Exercise details:
Once you find the line containing "Output a JSON", please retype it and every line after it to the end of the entries, exactly and with nothing added.

Input material:
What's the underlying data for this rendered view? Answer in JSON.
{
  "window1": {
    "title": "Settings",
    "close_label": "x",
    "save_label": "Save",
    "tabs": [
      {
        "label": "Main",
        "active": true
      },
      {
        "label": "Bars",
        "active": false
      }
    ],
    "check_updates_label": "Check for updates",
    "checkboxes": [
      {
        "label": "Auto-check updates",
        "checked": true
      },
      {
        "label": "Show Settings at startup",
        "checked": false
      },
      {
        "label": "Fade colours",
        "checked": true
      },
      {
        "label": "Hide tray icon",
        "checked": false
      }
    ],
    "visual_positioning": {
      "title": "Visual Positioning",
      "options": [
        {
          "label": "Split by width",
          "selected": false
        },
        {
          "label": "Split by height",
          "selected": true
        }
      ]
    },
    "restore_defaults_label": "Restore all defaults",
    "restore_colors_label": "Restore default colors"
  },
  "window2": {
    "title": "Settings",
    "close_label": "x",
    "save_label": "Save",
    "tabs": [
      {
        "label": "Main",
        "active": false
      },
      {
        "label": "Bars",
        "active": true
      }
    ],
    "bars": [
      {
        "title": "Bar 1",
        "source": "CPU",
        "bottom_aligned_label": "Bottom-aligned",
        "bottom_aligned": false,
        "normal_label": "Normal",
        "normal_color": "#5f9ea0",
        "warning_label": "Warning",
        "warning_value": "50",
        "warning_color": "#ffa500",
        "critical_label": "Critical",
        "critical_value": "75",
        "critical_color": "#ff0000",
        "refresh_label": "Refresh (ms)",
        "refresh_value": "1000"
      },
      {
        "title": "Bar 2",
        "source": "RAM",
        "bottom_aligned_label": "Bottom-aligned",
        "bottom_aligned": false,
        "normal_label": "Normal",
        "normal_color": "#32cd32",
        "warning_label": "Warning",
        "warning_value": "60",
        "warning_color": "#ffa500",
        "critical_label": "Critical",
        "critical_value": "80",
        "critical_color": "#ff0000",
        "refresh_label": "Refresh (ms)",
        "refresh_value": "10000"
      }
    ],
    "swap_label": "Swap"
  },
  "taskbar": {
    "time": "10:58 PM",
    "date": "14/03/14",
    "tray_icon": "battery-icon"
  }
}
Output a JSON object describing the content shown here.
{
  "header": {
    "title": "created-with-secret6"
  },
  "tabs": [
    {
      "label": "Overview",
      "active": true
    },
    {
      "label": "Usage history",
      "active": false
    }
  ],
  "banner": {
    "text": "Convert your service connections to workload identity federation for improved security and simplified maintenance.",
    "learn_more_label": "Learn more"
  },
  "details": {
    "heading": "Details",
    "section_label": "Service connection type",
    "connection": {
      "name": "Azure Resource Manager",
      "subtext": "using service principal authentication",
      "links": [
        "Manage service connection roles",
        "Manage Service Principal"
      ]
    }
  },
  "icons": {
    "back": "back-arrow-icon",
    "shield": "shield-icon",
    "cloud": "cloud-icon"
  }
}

Exercise response:
Output a JSON object describing the content shown here.
{
  "header": {
    "title": "created-with-secret6"
  },
  "tabs": [
    {
      "label": "Overview",
      "active": true
    },
    {
      "label": "Usage history",
      "active": false
    }
  ],
  "banner": {
    "text": "Convert your service connections to workload identity federation for improved security and simplified maintenance.",
    "learn_more_label": "Learn more"
  },
  "details": {
    "heading": "Details",
    "section_label": "Service connection type",
    "connection": {
      "name": "Azure Resource Manager",
      "subtext": "using service principal authentication",
      "links": [
        "Manage service connection roles",
        "Manage Service Principal"
      ]
    }
  },
  "icons": {
    "back": "back-arrow-icon",
    "shield": "shield-icon",
    "cloud": "cloud-icon"
  }
}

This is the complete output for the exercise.